Page and application data records:
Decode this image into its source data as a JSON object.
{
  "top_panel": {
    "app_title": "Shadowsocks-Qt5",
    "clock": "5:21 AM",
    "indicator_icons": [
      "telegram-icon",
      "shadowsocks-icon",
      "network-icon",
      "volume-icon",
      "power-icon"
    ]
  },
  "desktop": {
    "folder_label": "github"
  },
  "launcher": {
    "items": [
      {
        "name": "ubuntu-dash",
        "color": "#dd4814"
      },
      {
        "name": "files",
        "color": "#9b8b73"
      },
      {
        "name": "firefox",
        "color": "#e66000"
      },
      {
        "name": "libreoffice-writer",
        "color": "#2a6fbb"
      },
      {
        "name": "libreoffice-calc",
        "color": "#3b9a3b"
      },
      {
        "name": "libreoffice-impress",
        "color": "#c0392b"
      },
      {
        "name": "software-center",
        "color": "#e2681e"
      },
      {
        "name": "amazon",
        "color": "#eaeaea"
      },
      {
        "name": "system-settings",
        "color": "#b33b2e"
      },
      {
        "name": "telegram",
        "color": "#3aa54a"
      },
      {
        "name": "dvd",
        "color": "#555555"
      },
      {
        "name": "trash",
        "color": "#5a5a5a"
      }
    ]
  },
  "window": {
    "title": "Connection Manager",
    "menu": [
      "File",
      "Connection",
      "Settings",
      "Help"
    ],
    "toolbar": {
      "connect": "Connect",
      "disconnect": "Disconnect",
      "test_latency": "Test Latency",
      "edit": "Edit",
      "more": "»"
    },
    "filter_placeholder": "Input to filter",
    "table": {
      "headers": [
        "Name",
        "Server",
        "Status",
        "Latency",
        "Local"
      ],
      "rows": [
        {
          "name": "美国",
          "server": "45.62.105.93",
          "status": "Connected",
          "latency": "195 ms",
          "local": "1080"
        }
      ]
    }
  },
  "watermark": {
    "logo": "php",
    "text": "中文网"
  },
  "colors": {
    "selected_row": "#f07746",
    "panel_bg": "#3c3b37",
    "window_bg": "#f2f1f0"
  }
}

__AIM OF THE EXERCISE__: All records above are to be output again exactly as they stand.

__YOUR SOLUTION__:
Decode this image into its source data as a JSON object.
{
  "top_panel": {
    "app_title": "Shadowsocks-Qt5",
    "clock": "5:21 AM",
    "indicator_icons": [
      "telegram-icon",
      "shadowsocks-icon",
      "network-icon",
      "volume-icon",
      "power-icon"
    ]
  },
  "desktop": {
    "folder_label": "github"
  },
  "launcher": {
    "items": [
      {
        "name": "ubuntu-dash",
        "color": "#dd4814"
      },
      {
        "name": "files",
        "color": "#9b8b73"
      },
      {
        "name": "firefox",
        "color": "#e66000"
      },
      {
        "name": "libreoffice-writer",
        "color": "#2a6fbb"
      },
      {
        "name": "libreoffice-calc",
        "color": "#3b9a3b"
      },
      {
        "name": "libreoffice-impress",
        "color": "#c0392b"
      },
      {
        "name": "software-center",
        "color": "#e2681e"
      },
      {
        "name": "amazon",
        "color": "#eaeaea"
      },
      {
        "name": "system-settings",
        "color": "#b33b2e"
      },
      {
        "name": "telegram",
        "color": "#3aa54a"
      },
      {
        "name": "dvd",
        "color": "#555555"
      },
      {
        "name": "trash",
        "color": "#5a5a5a"
      }
    ]
  },
  "window": {
    "title": "Connection Manager",
    "menu": [
      "File",
      "Connection",
      "Settings",
      "Help"
    ],
    "toolbar": {
      "connect": "Connect",
      "disconnect": "Disconnect",
      "test_latency": "Test Latency",
      "edit": "Edit",
      "more": "»"
    },
    "filter_placeholder": "Input to filter",
    "table": {
      "headers": [
        "Name",
        "Server",
        "Status",
        "Latency",
        "Local"
      ],
      "rows": [
        {
          "name": "美国",
          "server": "45.62.105.93",
          "status": "Connected",
          "latency": "195 ms",
          "local": "1080"
        }
      ]
    }
  },
  "watermark": {
    "logo": "php",
    "text": "中文网"
  },
  "colors": {
    "selected_row": "#f07746",
    "panel_bg": "#3c3b37",
    "window_bg": "#f2f1f0"
  }
}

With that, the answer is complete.